All About Steve

Steven Capsuto graduated from Rutgers with a double minor in U.S. History and Mass Media & Journalism, and a major in Spanish. Since 1989, he has presented video-illustrated lectures about how television reflects different aspects of American society.
 
The original presentations focused on portrayals of lesbian, gay, bisexual and transgender (LGBT) people. In 2004 he added a talk about U.S. remakes of foreign TV shows, and in 2013 a presentation about Jewish characters on TV.
 
His book, Alternate Channels, was a semifinalist for the American Library Association's Stonewall Book Award. Alternate Channels traces the radical changes in LGBT imagery on radio and TV from 1930 to 2000. It has a five-star rating on Amazon.com, has been used in college courses, and is widely cited by other authors.

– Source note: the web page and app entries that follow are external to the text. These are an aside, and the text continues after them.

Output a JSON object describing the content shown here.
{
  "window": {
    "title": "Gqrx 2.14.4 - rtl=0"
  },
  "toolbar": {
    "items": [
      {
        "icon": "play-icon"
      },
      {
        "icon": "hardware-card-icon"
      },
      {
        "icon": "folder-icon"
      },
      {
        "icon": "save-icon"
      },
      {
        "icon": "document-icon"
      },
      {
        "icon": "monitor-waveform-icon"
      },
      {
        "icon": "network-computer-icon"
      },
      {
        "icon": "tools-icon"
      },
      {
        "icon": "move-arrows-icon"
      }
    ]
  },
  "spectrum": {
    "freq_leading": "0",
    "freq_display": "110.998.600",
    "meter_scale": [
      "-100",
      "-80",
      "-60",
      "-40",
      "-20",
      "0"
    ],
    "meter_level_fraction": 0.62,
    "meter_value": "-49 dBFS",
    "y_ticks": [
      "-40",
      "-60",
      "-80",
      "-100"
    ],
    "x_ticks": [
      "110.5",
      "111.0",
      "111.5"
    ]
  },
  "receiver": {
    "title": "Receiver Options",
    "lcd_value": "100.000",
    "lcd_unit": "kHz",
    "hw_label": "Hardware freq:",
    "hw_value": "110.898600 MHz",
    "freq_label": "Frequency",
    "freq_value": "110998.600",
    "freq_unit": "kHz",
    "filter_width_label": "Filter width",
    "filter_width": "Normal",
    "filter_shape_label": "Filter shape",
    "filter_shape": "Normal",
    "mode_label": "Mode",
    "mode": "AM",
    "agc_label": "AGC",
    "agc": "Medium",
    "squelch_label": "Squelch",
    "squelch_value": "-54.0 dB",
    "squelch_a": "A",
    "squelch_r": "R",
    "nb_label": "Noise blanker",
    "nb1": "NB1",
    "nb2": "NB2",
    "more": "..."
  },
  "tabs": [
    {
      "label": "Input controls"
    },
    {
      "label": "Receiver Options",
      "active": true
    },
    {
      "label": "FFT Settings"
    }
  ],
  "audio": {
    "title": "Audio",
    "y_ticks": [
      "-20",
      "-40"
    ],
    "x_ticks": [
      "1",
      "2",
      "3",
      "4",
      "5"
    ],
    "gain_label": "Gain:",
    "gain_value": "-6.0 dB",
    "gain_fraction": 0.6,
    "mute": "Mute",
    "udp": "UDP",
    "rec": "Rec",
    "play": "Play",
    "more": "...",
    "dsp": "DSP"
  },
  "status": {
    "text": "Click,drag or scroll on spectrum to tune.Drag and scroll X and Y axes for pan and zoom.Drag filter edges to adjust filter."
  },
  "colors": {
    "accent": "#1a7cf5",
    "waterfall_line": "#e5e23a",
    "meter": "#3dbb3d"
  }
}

He began researching the media's LGBT images in the late 1980s, while volunteering at a crisis hotline. Many of the callers were suicidal gay teens who had built their self-image on the grim depictions seen on television at that time.
 

Steven has contributed media-history articles to periodicals and reference books, has presented papers at academic conferences in several countries, and served on the research teams for documentaries seen on PBS and Bravo cable (including The Question of Equality and TV Revolution).
 

He was the head archivist of the GLBT Archives of Philadelphia from 1997 to 2003, and has been involved in various social-justice causes since the 1980s. In his day job, he is a translator and translation project manager.